Dr. Tran has earned degrees from Texas Wesleyan University (Fort Worth, Texas), Southern Methodist University’s Perkins School of Theology (Dallas) and Garrett-Evangelical Theological Seminary (Evanston, Ill.)
The Rev. Edgardo Colón-Emeric
Rev. Edgardo Colón-Emeric is an associate professor of reconciliation and theology, director of the Center for Reconciliation, and senior strategist, Hispanic House of Studies at Duke Divinity School. He was the first Latino to be ordained as elder in the North Carolina Conference of the United Methodist Church and was the founding pastor of Cristo Vive United Methodist Church in Durham, N.C. He directs the Central American Methodist Course of Study and the Peru Theological Initiative. He also serves with the United Methodist Committee on Faith and Order and on both national and international Methodist-Catholic dialogues.
Colón-Emeric describes himself as an ecumenical theologian, saying, “I believe that Christian unity is not based on a common ethnicity or common language” but rather a unity based on God.
Dr. Willie James Jennings
Dr. Willie James Jennings, associate professor of Systemic Theology and Africana Studies at Yale Divinity School, is an award-winning author and widely recognized as a major figure in theological education across North America. Jennings’ book, The Christian Imagination: Theology and the Origins of Race, has been called “a theological masterpiece” and received a number of awards, including the Grawemeyer Award in Religion in 2015, the largest prize for a theological work in North America. He recently published After Whiteness: An Education in Belonging, a book examining the problems of theological education within western education.

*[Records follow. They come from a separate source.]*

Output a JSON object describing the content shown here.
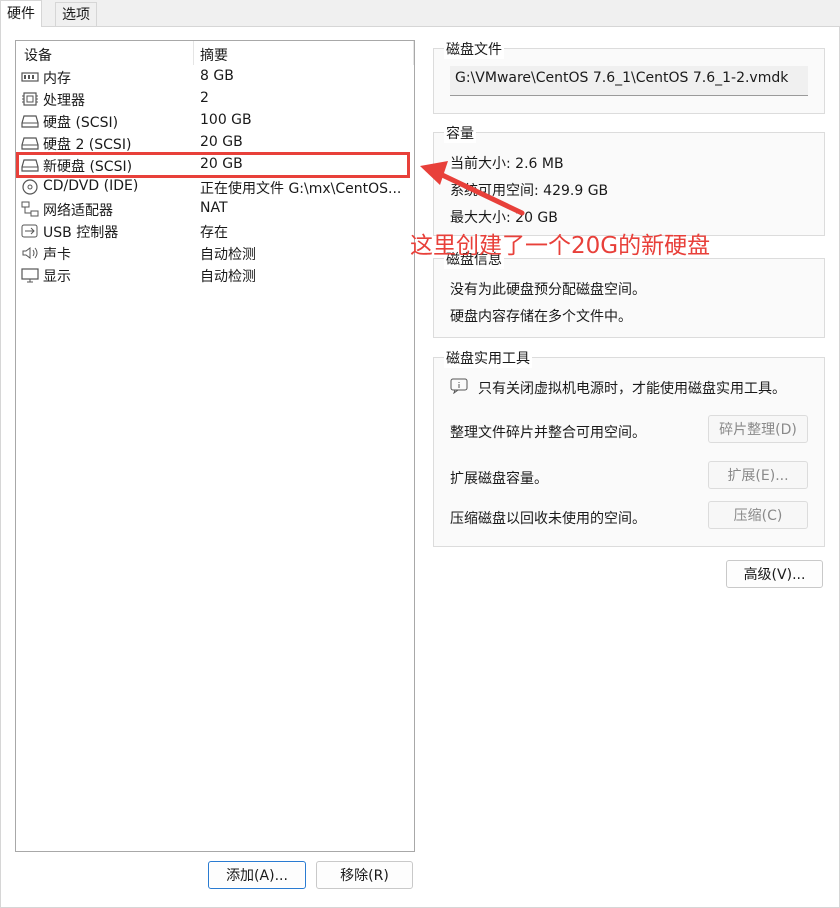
{
  "tabs": {
    "hardware": "硬件",
    "options": "选项"
  },
  "device_list": {
    "header": {
      "device": "设备",
      "summary": "摘要"
    },
    "rows": [
      {
        "icon": "memory-icon",
        "name": "内存",
        "summary": "8 GB"
      },
      {
        "icon": "processor-icon",
        "name": "处理器",
        "summary": "2"
      },
      {
        "icon": "hard-disk-icon",
        "name": "硬盘 (SCSI)",
        "summary": "100 GB"
      },
      {
        "icon": "hard-disk-icon",
        "name": "硬盘 2 (SCSI)",
        "summary": "20 GB"
      },
      {
        "icon": "hard-disk-icon",
        "name": "新硬盘 (SCSI)",
        "summary": "20 GB"
      },
      {
        "icon": "cd-dvd-icon",
        "name": "CD/DVD (IDE)",
        "summary": "正在使用文件 G:\\mx\\CentOS..."
      },
      {
        "icon": "network-adapter-icon",
        "name": "网络适配器",
        "summary": "NAT"
      },
      {
        "icon": "usb-icon",
        "name": "USB 控制器",
        "summary": "存在"
      },
      {
        "icon": "sound-card-icon",
        "name": "声卡",
        "summary": "自动检测"
      },
      {
        "icon": "display-icon",
        "name": "显示",
        "summary": "自动检测"
      }
    ],
    "selected_index": 4
  },
  "buttons": {
    "add": "添加(A)...",
    "remove": "移除(R)"
  },
  "disk_file": {
    "title": "磁盘文件",
    "path": "G:\\VMware\\CentOS 7.6_1\\CentOS 7.6_1-2.vmdk"
  },
  "capacity": {
    "title": "容量",
    "current_size": "当前大小: 2.6 MB",
    "system_free": "系统可用空间: 429.9 GB",
    "max_size": "最大大小: 20 GB"
  },
  "disk_info": {
    "title": "磁盘信息",
    "line1": "没有为此硬盘预分配磁盘空间。",
    "line2": "硬盘内容存储在多个文件中。"
  },
  "disk_utilities": {
    "title": "磁盘实用工具",
    "notice": "只有关闭虚拟机电源时，才能使用磁盘实用工具。",
    "defrag_text": "整理文件碎片并整合可用空间。",
    "defrag_btn": "碎片整理(D)",
    "expand_text": "扩展磁盘容量。",
    "expand_btn": "扩展(E)...",
    "compact_text": "压缩磁盘以回收未使用的空间。",
    "compact_btn": "压缩(C)"
  },
  "advanced_btn": "高级(V)...",
  "annotation": {
    "text": "这里创建了一个20G的新硬盘",
    "color": "#e8403a"
  }
}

Jennings earned degrees from Calvin College (Grand Rapids, Mich.), Fuller Theological Seminary (Pasadena, Calif.) and Duke University (Durham, N.C.) He is an ordained Baptist minister and has served as interim pastor for several North Carolina churches.
Erin Hawkins, Moderator

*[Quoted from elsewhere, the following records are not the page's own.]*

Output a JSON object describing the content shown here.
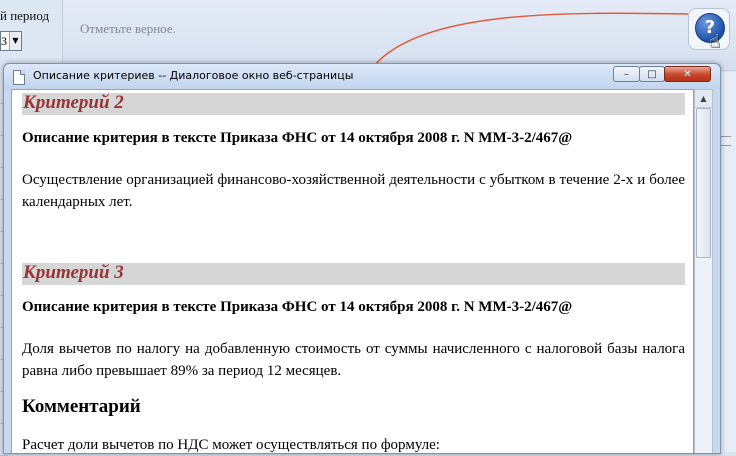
{
  "background": {
    "period_label": "й период",
    "period_select_value": "3",
    "instruction": "Отметьте верное.",
    "help_icon_glyph": "?"
  },
  "dialog": {
    "title": "Описание критериев -- Диалоговое окно веб-страницы",
    "controls": {
      "minimize": "–",
      "maximize": "□",
      "close": "✕"
    },
    "criteria": [
      {
        "heading": "Критерий 2",
        "subheading": "Описание критерия в тексте Приказа ФНС от 14 октября 2008 г. N ММ-3-2/467@",
        "text": "Осуществление организацией финансово-хозяйственной деятельности с убытком в течение 2-х и более календарных лет."
      },
      {
        "heading": "Критерий 3",
        "subheading": "Описание критерия в тексте Приказа ФНС от 14 октября 2008 г. N ММ-3-2/467@",
        "text": "Доля вычетов по налогу на добавленную стоимость от суммы начисленного с налоговой базы налога равна либо превышает 89% за период 12 месяцев."
      }
    ],
    "comment": {
      "heading": "Комментарий",
      "text": "Расчет доли вычетов по НДС может осуществляться по формуле:"
    }
  },
  "colors": {
    "criterion_heading": "#983434",
    "heading_band": "#d6d6d6",
    "arrow": "#e05a3a"
  }
}
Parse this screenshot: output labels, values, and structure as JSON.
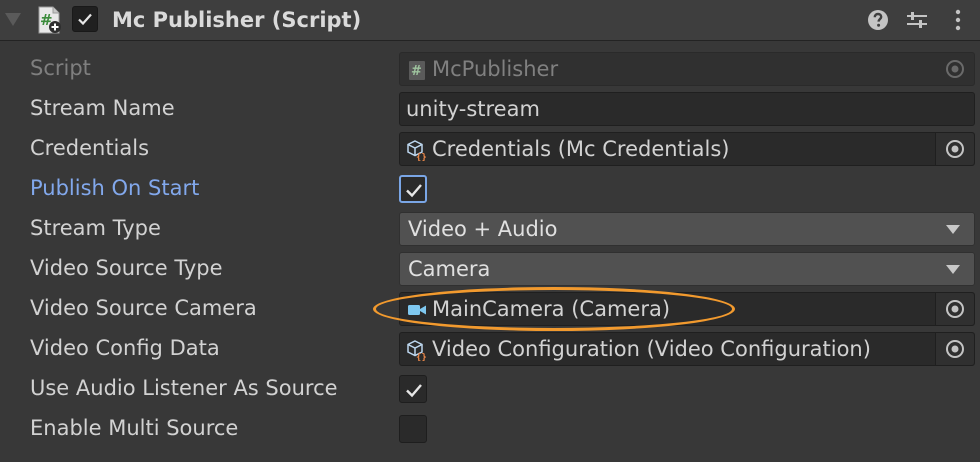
{
  "component": {
    "title": "Mc Publisher (Script)",
    "enabled": true
  },
  "fields": {
    "script": {
      "label": "Script",
      "value": "McPublisher"
    },
    "stream_name": {
      "label": "Stream Name",
      "value": "unity-stream"
    },
    "credentials": {
      "label": "Credentials",
      "value": "Credentials (Mc Credentials)"
    },
    "publish_on_start": {
      "label": "Publish On Start",
      "checked": true
    },
    "stream_type": {
      "label": "Stream Type",
      "value": "Video + Audio"
    },
    "video_source_type": {
      "label": "Video Source Type",
      "value": "Camera"
    },
    "video_source_camera": {
      "label": "Video Source Camera",
      "value": "MainCamera (Camera)"
    },
    "video_config_data": {
      "label": "Video Config Data",
      "value": "Video Configuration (Video Configuration)"
    },
    "use_audio_listener": {
      "label": "Use Audio Listener As Source",
      "checked": true
    },
    "enable_multi_source": {
      "label": "Enable Multi Source",
      "checked": false
    }
  },
  "icons": {
    "foldout": "triangle-down-icon",
    "script": "cs-script-icon",
    "help": "help-icon",
    "presets": "presets-sliders-icon",
    "more": "kebab-menu-icon",
    "object_picker": "object-picker-icon",
    "scriptable_object": "scriptable-object-icon",
    "camera": "camera-icon"
  },
  "colors": {
    "background": "#383838",
    "header": "#3e3e3e",
    "field": "#2a2a2a",
    "label": "#d2d2d2",
    "modified_label": "#82a8ec",
    "highlight_ring": "#f29a2e",
    "camera_icon": "#7ec8f0"
  }
}
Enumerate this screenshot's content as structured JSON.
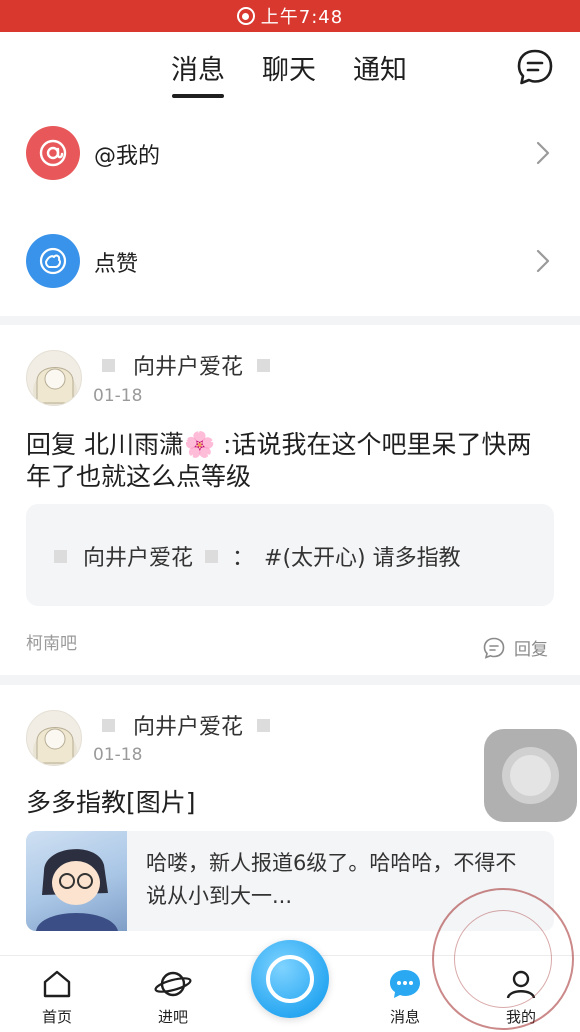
{
  "status_bar": {
    "time": "上午7:48"
  },
  "top_nav": {
    "tabs": [
      "消息",
      "聊天",
      "通知"
    ],
    "active_tab": "消息",
    "chat_icon": "chat-bubble-icon"
  },
  "entries": [
    {
      "label": "@我的",
      "icon": "at-icon",
      "color": "#e8585a"
    },
    {
      "label": "点赞",
      "icon": "thumb-up-icon",
      "color": "#3a93ea"
    }
  ],
  "messages": [
    {
      "username": "向井户爱花",
      "date": "01-18",
      "text": "回复 北川雨潇🌸 :话说我在这个吧里呆了快两年了也就这么点等级",
      "quote_user": "向井户爱花",
      "quote_sep": "：",
      "quote_text": "#(太开心) 请多指教",
      "forum": "柯南吧",
      "reply_label": "回复"
    },
    {
      "username": "向井户爱花",
      "date": "01-18",
      "text": "多多指教[图片]",
      "preview_text": "哈喽，新人报道6级了。哈哈哈，不得不说从小到大一..."
    }
  ],
  "bottom_nav": {
    "items": [
      {
        "label": "首页",
        "icon": "home-icon"
      },
      {
        "label": "进吧",
        "icon": "planet-icon"
      },
      {
        "label": "消息",
        "icon": "message-icon"
      },
      {
        "label": "我的",
        "icon": "profile-icon"
      }
    ],
    "center_icon": "post-button-icon"
  },
  "colors": {
    "status_bar": "#d9382f",
    "accent_blue": "#2aa8f2"
  }
}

Ms. Erin M. Hawkins serves as Executive Director of Connectional Ministries for the California-Pacific Conference of The United Methodist Church. For the 12 years prior, she served as General Secretary of the General Commission on Religion and Race, the denominational agency that cultivates racial inclusion and the full participation of all people into the work, witness, and life of The UMC. GCORR empowers church clergy and lay leadership to utilize the values of inclusion, racial equity, and justice in the transformative work of vital congregations in order to build up the body of Christ. Ms. Hawkins works to share lessons in creating holy relationship with God by, “holding in tension our capacity for greatness that calls us, as Christians, to persevere in the struggle towards becoming our better selves, and to combat our worst tendencies of racism, sexism, and classism.”
Ms. Hawkins’s two Masters Degrees in Organizational Development (from American University in Washington, D.C.) and Public Policy (from Indiana University) have provided her an awareness of how system processes can perpetuate the sin of racism and carry from the local to the global arena.